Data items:
BEGIN

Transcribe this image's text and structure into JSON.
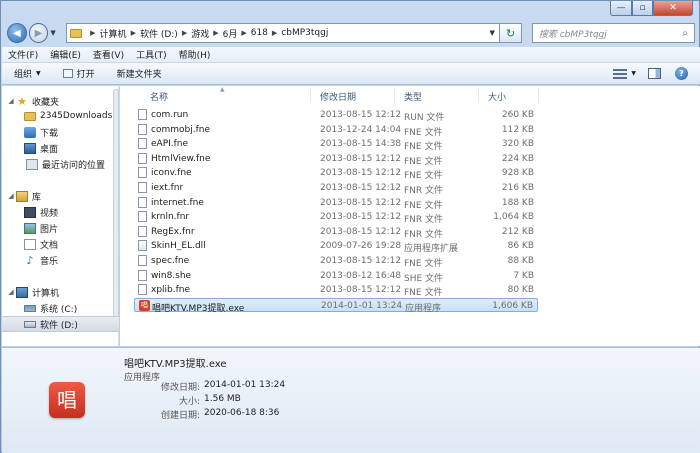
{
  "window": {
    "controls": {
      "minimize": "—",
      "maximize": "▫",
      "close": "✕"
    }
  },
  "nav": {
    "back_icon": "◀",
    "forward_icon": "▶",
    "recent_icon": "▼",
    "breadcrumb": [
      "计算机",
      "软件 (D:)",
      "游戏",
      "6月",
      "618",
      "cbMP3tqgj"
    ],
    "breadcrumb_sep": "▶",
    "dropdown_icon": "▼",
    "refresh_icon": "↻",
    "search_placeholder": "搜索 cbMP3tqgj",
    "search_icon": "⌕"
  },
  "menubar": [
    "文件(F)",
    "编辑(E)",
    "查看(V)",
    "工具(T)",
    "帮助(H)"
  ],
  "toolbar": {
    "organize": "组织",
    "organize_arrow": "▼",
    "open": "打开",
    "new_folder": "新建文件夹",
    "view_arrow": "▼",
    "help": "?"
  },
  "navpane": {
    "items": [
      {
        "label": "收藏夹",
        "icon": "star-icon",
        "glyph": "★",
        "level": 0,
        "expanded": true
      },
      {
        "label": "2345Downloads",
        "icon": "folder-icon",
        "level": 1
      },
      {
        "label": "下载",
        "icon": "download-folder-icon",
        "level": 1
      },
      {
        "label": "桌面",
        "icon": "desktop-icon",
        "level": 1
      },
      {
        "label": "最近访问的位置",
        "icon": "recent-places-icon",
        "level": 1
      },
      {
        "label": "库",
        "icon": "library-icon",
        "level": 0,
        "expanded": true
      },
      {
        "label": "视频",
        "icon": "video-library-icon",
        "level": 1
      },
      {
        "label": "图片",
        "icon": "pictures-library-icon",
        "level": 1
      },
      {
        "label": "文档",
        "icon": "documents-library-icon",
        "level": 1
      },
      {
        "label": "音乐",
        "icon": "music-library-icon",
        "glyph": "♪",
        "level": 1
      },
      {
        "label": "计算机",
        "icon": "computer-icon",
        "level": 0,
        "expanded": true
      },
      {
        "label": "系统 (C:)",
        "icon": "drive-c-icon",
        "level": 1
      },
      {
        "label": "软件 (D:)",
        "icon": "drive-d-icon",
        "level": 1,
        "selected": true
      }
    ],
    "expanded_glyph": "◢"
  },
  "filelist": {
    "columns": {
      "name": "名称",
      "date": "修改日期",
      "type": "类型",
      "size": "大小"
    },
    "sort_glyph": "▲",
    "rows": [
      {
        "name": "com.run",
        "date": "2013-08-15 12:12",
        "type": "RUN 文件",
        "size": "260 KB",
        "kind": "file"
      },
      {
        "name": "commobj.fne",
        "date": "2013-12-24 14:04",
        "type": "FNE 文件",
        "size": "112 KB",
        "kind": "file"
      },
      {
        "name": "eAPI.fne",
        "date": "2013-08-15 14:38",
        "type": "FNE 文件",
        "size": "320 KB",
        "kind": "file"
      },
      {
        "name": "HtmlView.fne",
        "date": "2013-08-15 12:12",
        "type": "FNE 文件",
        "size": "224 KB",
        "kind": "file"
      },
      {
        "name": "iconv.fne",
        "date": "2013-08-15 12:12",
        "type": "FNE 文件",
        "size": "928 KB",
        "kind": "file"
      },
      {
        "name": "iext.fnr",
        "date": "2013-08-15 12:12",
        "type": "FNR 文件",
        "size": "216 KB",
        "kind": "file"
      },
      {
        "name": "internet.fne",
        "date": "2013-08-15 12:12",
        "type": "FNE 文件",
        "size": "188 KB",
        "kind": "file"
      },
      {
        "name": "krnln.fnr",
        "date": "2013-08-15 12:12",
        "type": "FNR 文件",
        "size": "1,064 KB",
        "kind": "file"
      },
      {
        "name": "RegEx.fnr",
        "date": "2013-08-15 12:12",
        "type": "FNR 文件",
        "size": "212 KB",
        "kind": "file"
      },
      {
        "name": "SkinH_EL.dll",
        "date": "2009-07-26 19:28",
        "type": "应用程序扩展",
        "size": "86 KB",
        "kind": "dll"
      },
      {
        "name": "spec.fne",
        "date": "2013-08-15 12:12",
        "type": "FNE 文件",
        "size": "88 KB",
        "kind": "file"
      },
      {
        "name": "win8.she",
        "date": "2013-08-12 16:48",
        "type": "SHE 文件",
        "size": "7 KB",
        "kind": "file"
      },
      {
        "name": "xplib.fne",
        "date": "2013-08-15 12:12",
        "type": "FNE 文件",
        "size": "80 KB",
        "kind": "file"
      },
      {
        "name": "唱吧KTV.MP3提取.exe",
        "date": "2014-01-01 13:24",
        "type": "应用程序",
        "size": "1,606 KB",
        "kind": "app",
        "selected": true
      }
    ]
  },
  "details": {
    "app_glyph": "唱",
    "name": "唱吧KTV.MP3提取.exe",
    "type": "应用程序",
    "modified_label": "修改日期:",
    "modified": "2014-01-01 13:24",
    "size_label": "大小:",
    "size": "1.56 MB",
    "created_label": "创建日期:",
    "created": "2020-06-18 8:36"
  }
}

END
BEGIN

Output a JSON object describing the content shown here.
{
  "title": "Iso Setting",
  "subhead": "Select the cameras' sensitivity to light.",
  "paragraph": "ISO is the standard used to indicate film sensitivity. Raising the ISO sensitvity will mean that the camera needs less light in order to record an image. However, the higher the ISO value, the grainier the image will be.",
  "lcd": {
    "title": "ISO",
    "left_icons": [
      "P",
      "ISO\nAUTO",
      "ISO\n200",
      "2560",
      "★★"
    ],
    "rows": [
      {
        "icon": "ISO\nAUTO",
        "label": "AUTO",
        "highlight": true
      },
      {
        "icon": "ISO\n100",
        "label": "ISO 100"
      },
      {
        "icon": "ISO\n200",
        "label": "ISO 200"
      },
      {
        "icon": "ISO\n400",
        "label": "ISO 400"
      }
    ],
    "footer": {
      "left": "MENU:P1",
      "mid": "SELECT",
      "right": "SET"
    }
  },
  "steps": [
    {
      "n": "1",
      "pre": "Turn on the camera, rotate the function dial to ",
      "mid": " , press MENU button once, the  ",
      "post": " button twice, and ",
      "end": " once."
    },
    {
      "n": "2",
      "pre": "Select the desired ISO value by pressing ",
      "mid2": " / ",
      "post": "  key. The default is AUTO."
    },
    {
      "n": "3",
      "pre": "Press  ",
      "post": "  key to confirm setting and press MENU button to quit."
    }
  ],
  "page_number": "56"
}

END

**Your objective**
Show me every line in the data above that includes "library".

**Solution to the problem**
        "icon": "library-icon",
        "icon": "video-library-icon",
        "icon": "pictures-library-icon",
        "icon": "documents-library-icon",
        "icon": "music-library-icon",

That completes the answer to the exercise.